More than 100 school committees oppose Question 2
More than 100 democratically elected Massachusetts school committees have now voted to oppose Question 2, the ballot question that would allow significant expansion of privately run charter schools anywhere in the state, take millions of dollars away from successful local district public schools, and cause the elimination of music and art programs, increased class sizes, and other damaging cuts in the schools that most families choose.
Not a single school committee or city council has voted to support Question 2.
“Proponents of Question 2 have made it clear that this ballot question is about stripping control of our local schools away from democratically elected local officials and turning it over to unelected state bureaucrats and secretive private organizations,” said Paul Schlichtman, a member of the Arlington School Committee. “School committees across Massachusetts are standing up against the private takeover of public education that takes millions away from the local public schools that 96 percent of Massachusetts students attend.”
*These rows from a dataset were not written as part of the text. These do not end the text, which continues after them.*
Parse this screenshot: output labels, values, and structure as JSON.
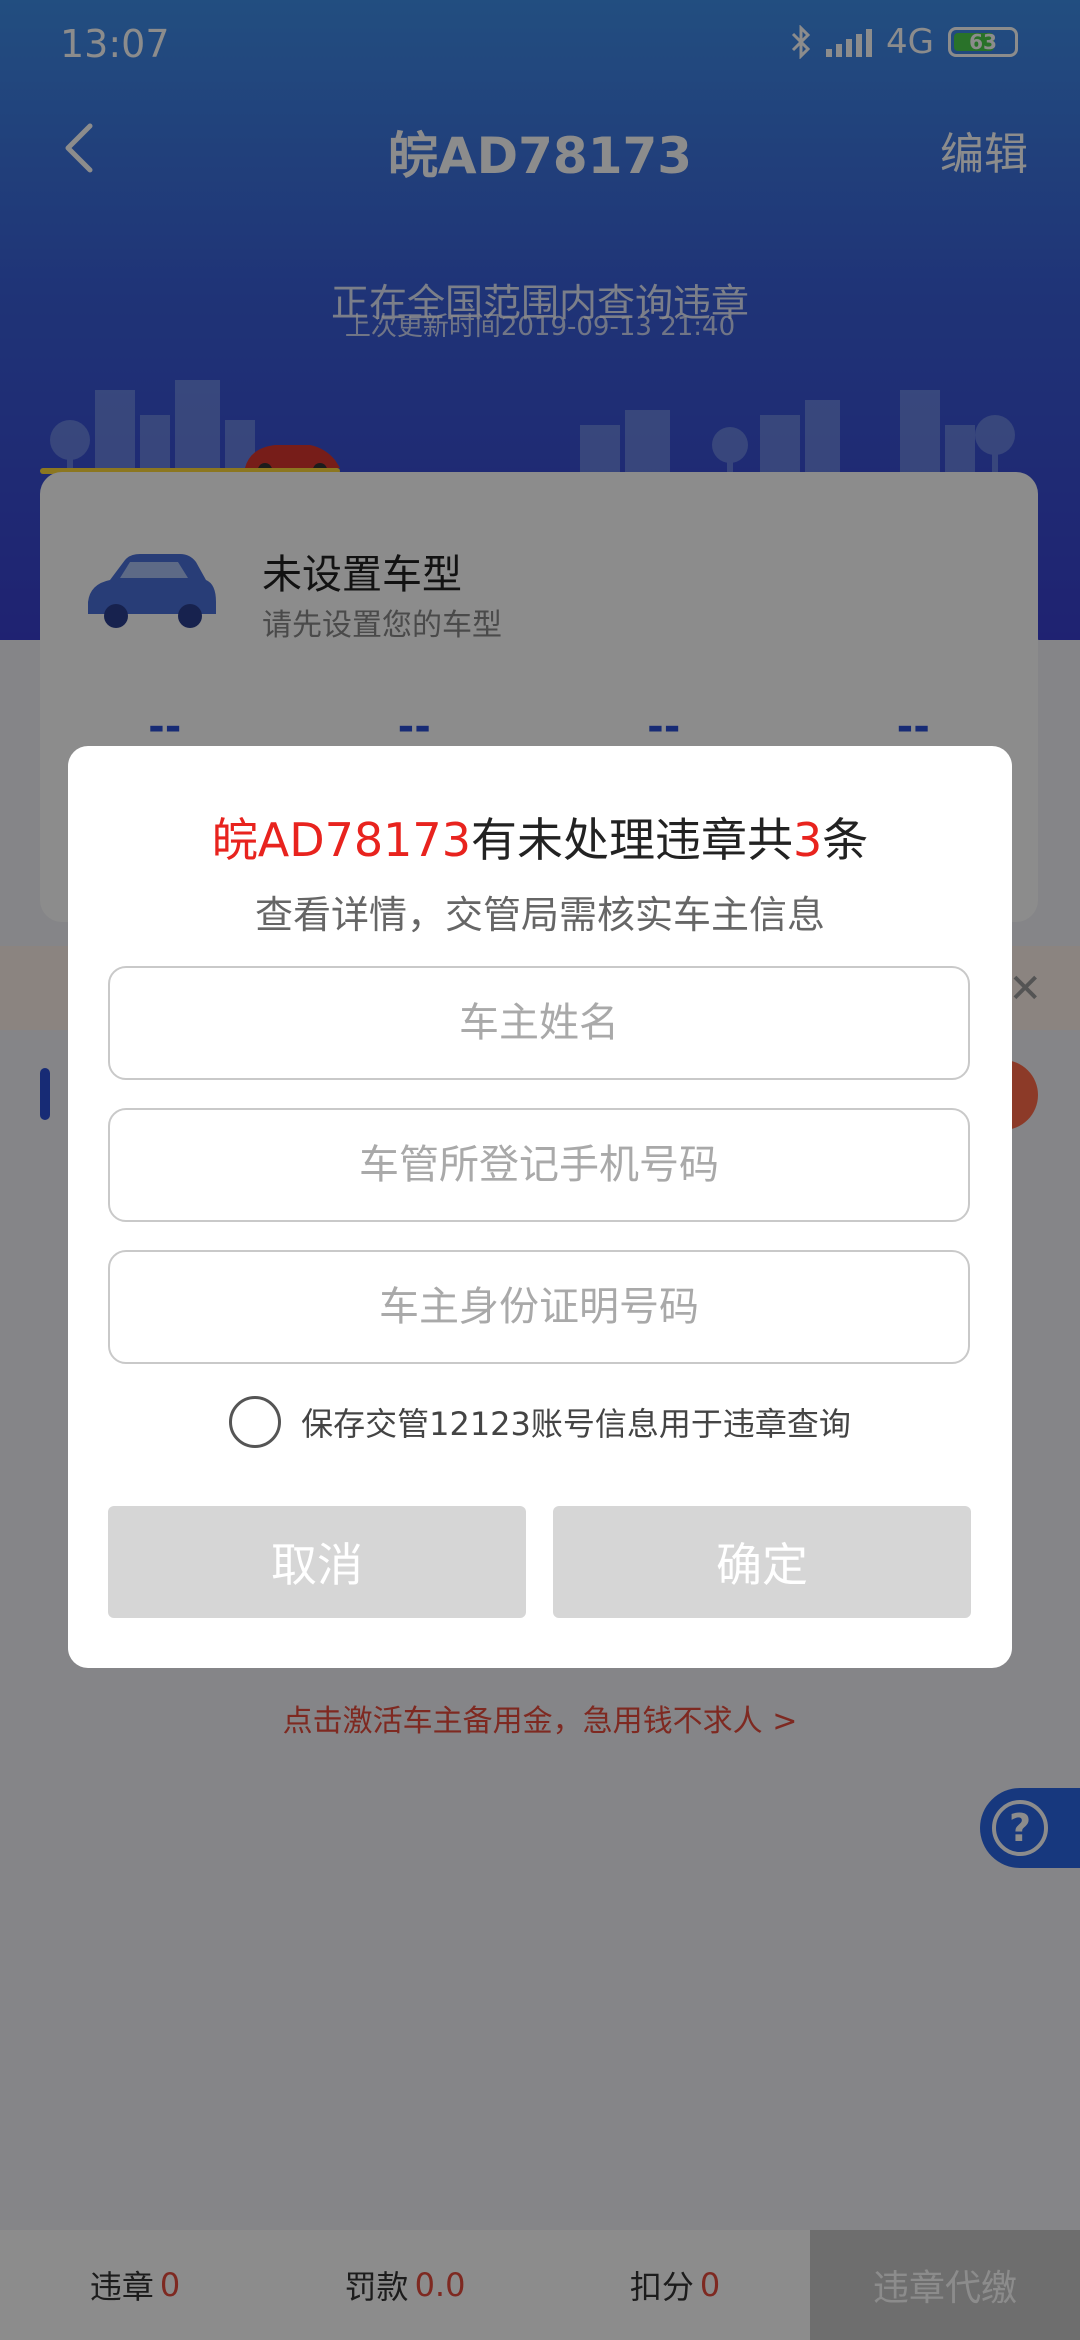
{
  "status_bar": {
    "time": "13:07",
    "network": "4G",
    "battery": "63"
  },
  "nav": {
    "title": "皖AD78173",
    "edit_label": "编辑"
  },
  "hero": {
    "message": "正在全国范围内查询违章",
    "last_update": "上次更新时间2019-09-13 21:40"
  },
  "card": {
    "title": "未设置车型",
    "subtitle": "请先设置您的车型",
    "stats": [
      "--",
      "--",
      "--",
      "--"
    ]
  },
  "promo": {
    "link": "点击激活车主备用金，急用钱不求人 >"
  },
  "bottom": {
    "violations_label": "违章",
    "violations_value": "0",
    "fines_label": "罚款",
    "fines_value": "0.0",
    "points_label": "扣分",
    "points_value": "0",
    "cta_label": "违章代缴"
  },
  "dialog": {
    "plate": "皖AD78173",
    "title_middle": "有未处理违章共",
    "count": "3",
    "title_suffix": "条",
    "subtitle": "查看详情，交管局需核实车主信息",
    "name_placeholder": "车主姓名",
    "phone_placeholder": "车管所登记手机号码",
    "id_placeholder": "车主身份证明号码",
    "save_label": "保存交管12123账号信息用于违章查询",
    "cancel_label": "取消",
    "confirm_label": "确定"
  },
  "colors": {
    "accent_blue": "#2a4fd6",
    "alert_red": "#e8231e",
    "button_disabled": "#d6d6d6"
  }
}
At a debate on Question 2 at UMass Boston on September 13, former State Representative Marty Walz, speaking for the Yes on Question 2 campaign, announced that “the idea here is to get away from locally controlled schools.” She was responding to a question about an Annenberg Foundation report that found 60 percent of Massachusetts charter schools lack even a single parent on their governing boards.
The 112 school committees, along with 11 city and town councils that have also voted to oppose Question 2, represent a total of more than 150 local communities. They are joined by dozens of organizations, including the Massachusetts PTA and the Massachusetts Municipal Association, in opposing Question 2. A full list of the school committees and city councils that have voted to oppose Question 2 can be found here.
"School committee members recognize that the expansion of charter schools in Massachusetts creates an unfair two-tiered system of education, draining taxpayer dollars from our local schools and sending them to charters, which are unaccountable to locally elected school committees,” said Jake Oliveira, president of the Massachusetts Association of School Committees and a member of the Ludlow School Committee. “I'm pleased to see so many local elected officials taking a stand to support public education. School committees are where community conversations about public education are debated.”
“I'm pleased to see so many local elected officials taking a stand to support public education. School committees are where community conversations about public education are debated.”
— Jake Oliveira, president of the Massachusetts Association of School Committees
Every time a new charter school opens, it takes funding away from the public schools in that school district. Statewide, 231 local school districts will lose a projected $456,338,729 to charter schools in FY17, even after state reimbursements.
A statewide commission recently reported that public schools in Massachusetts are already underfunded by more than $1 billion, even before Question 2. If passed, Question 2 would allow the state to approve 12 new charter schools a year, every year, forever, with no limit on how much money a single district could lose. This would nearly triple the number of charter schools in just 10 years and take away an additional $1 billion each year from our local public schools. After 20 years, local public school districts would be losing nearly $4 billion a year to charter schools.
Local communities and their school committees have no say in the approval or operation of charter schools. The state approves charter schools even when the communities in which they will be located are opposed to them. This has happened in Brockton, Gloucester and many other communities.
“My school district already allots $10 million per year out of its school budget to charter schools, whose decisions about whom they choose to educate and whom they do not cannot be questioned by our democratically elected officials,” said Pia Cisternino, a Cambridge parent. “Our public schools are overseen by school committee members who've been elected by the community. Charter schools, on the other hand, are not overseen by our elected officials. If the cap is lifted, imagine what that will mean for our democracy. More and more schools will be funded with public money yet not held accountable.”
This post was prepared by the Save Our Public Schools coalition, which includes the MTA. The coalition is a grassroots organization of Massachusetts families, parents, educators and students. Visit the MTA's toolkit on charter schools for more information.